This is the result:

inlineedit

The point of this post is to highlight how easy this is to accomplish and to give a +1 to apex:inlineEditSupport in case anyone has been wary of using it in the several years it has been available…

All that was needed was to change this:

<apex:pageBlockTable value="{!payments}" var="p">
    ...
    <apex:column value="{!p.IssueDate__c}"/>
    ...
</apex:pageBloackTable>

to this:

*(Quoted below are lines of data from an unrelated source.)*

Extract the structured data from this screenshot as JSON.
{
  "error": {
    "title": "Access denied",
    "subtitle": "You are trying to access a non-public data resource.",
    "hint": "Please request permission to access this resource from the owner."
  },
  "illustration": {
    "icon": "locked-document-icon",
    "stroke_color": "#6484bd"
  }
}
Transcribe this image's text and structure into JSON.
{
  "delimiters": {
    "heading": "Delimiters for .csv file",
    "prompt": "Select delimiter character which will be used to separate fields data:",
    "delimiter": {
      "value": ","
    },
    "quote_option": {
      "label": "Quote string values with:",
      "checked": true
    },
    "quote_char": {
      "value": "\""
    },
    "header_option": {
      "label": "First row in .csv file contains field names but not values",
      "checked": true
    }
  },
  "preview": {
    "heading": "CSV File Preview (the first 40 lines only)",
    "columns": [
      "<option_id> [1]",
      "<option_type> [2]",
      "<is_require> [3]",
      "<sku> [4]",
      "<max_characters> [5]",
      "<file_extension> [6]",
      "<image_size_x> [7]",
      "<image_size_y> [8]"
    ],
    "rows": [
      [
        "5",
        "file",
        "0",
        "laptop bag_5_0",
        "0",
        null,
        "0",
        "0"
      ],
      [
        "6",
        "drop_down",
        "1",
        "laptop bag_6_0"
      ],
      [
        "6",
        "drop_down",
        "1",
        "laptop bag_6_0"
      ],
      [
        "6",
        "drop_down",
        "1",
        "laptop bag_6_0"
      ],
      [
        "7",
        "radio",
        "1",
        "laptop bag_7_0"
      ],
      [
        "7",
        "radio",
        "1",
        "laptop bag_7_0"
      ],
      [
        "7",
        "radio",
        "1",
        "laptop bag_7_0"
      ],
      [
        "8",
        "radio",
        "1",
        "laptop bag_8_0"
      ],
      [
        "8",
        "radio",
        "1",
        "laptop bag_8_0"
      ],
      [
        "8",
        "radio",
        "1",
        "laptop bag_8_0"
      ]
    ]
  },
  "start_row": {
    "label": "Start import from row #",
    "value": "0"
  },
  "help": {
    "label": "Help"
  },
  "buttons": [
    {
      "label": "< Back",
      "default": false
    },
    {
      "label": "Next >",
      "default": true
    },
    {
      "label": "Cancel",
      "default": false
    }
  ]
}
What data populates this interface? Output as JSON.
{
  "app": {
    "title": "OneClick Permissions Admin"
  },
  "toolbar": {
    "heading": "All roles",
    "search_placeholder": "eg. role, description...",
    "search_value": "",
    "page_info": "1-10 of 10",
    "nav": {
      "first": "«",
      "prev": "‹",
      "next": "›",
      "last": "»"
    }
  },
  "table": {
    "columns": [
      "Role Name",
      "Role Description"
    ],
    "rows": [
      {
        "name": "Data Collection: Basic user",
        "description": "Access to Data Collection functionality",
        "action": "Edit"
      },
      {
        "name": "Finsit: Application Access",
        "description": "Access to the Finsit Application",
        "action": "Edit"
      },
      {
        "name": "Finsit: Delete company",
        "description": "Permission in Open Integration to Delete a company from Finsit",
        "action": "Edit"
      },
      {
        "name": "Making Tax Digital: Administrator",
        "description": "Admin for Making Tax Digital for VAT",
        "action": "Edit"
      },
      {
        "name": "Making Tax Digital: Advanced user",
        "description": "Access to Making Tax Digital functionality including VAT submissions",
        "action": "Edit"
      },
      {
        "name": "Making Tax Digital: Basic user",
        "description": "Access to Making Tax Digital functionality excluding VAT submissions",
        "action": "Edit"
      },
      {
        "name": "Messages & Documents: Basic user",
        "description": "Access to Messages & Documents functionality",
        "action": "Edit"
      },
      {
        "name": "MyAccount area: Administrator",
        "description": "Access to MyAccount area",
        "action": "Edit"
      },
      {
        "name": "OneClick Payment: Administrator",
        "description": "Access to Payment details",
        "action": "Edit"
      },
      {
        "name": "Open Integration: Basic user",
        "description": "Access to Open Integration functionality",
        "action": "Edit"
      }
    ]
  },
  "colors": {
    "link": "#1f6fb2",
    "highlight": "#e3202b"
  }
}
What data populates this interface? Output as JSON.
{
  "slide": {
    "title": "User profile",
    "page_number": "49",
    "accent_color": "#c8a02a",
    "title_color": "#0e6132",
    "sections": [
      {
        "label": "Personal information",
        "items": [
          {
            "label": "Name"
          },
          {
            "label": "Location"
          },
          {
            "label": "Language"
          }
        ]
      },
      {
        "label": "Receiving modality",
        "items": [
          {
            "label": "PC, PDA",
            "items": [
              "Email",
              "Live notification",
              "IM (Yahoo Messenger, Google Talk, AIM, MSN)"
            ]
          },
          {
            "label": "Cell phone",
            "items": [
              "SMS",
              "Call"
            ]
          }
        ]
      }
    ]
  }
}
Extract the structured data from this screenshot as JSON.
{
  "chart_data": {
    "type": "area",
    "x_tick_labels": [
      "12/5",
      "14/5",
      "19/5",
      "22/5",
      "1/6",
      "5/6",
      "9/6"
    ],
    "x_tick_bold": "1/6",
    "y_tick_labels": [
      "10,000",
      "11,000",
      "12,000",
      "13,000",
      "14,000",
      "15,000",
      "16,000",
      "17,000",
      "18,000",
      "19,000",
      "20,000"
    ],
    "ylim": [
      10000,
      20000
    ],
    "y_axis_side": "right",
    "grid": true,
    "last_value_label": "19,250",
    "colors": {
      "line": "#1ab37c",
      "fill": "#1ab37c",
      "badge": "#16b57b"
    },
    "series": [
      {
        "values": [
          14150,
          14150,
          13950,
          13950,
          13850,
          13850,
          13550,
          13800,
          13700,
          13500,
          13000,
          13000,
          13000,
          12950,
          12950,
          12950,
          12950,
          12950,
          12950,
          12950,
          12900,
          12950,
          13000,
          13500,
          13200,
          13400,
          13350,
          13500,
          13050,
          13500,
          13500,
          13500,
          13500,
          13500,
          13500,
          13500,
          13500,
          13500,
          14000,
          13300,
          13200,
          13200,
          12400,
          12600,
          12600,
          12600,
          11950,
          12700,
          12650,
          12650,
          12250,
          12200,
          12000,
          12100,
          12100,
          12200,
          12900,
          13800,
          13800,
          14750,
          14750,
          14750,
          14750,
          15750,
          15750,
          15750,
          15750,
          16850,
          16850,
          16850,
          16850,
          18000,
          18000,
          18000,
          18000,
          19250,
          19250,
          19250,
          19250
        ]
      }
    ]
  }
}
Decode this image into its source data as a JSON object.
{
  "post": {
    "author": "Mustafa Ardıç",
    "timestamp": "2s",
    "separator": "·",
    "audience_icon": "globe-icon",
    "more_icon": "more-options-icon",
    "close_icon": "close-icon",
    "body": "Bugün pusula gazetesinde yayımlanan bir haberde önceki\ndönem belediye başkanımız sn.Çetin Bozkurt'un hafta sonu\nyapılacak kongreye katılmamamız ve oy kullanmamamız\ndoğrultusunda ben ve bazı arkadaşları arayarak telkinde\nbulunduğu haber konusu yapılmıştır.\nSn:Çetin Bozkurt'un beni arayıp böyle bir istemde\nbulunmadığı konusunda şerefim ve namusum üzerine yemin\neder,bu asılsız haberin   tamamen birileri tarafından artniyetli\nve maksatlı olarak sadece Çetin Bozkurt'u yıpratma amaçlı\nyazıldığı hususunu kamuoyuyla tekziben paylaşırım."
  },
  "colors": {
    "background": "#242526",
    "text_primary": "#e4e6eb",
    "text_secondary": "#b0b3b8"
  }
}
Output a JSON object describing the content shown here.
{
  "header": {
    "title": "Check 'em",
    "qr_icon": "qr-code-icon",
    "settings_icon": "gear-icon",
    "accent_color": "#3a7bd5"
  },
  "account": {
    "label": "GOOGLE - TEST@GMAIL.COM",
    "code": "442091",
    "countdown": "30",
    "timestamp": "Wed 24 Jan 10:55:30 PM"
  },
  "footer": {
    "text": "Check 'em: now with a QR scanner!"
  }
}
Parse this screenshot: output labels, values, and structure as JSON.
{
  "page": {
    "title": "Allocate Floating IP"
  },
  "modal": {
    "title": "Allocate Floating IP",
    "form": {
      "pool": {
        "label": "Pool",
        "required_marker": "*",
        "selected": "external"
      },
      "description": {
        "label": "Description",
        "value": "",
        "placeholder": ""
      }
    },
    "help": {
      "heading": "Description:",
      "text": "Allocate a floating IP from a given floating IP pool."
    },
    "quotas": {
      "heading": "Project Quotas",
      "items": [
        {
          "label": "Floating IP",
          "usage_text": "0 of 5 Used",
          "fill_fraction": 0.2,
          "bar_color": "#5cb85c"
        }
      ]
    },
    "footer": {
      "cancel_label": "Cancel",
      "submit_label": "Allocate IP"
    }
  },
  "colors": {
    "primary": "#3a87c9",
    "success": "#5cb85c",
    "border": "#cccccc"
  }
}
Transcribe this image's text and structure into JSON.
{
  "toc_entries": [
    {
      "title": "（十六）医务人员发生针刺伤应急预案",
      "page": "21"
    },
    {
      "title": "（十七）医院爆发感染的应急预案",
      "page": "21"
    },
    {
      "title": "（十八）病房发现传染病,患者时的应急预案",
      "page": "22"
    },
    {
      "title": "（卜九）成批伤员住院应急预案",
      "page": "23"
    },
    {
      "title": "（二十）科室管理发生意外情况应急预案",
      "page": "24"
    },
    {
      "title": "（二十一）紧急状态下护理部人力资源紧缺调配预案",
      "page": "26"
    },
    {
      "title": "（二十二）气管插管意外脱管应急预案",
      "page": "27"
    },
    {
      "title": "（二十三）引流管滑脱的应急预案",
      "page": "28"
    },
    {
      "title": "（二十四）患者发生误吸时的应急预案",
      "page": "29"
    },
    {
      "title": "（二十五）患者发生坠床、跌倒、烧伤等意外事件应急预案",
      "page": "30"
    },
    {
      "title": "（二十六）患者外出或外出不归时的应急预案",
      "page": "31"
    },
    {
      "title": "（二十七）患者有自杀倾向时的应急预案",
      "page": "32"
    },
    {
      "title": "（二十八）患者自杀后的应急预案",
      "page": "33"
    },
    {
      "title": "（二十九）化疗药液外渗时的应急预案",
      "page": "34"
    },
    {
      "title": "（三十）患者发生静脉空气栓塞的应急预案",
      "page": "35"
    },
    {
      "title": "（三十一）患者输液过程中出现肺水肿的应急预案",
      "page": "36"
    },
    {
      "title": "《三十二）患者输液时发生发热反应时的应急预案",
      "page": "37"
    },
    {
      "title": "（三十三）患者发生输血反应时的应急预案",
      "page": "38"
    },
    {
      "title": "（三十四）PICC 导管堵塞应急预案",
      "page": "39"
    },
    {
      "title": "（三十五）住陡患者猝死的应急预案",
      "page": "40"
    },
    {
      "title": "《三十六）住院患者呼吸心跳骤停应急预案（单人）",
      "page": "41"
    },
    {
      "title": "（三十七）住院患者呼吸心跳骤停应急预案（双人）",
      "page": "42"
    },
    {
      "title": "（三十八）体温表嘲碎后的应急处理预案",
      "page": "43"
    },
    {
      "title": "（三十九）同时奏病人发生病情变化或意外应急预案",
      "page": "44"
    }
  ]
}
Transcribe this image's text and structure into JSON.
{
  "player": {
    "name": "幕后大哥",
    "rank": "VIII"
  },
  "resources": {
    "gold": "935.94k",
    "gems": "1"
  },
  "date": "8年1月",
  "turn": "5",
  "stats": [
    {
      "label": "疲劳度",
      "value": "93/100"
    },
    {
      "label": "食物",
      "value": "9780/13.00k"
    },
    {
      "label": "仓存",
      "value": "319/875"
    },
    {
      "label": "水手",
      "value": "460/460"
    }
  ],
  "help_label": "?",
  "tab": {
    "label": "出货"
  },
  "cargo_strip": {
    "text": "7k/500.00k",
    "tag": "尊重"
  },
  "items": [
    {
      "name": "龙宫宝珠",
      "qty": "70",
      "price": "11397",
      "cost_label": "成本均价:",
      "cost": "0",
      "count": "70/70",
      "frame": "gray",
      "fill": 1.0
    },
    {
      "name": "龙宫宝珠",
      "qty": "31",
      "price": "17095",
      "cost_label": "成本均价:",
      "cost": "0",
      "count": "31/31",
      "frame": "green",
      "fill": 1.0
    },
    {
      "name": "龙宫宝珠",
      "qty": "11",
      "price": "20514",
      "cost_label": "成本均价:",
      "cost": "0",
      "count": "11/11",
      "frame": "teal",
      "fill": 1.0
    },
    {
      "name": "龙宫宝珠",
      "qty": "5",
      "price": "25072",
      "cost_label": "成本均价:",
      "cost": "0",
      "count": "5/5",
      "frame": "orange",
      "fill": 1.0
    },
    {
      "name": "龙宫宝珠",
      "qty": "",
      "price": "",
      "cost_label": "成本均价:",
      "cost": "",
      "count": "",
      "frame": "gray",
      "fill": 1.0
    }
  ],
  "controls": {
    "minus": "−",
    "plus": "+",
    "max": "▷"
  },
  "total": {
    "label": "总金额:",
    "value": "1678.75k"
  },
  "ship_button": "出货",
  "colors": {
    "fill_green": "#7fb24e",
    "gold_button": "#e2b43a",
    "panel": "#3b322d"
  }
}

<apex:pageBlockTable value="{!payments}" var="p">
    ...            
    <apex:column>
        <apex:facet name="header">
            <span class="inlineEditPencil">
                {!$ObjectType.Payment__c.fields.IssueDate__c.label}
            </span>
        </apex:facet>
        <apex:outputField value="{!p.IssueDate__c}">
            <apex:inlineEditSupport event="ondblclick"
                    showOnEdit="save, cancel"
                    hideOnEdit="submit, approve, send"
                    />
        </apex:outputField>
    </apex:column>
    ...
</apex:pageBloackTable>

and to add a couple of new command buttons (“save” and “cancel”) for the inline editing mode.

This CSS displays the pencil icon in the heading (to hint that the column is different):

<style type="text/css">
/* Fragile */
.inlineEditPencil {
    padding-right: 16px;
    background: url(/img/func_icons/util/pencil12.gif) no-repeat right 2px;
}
</style>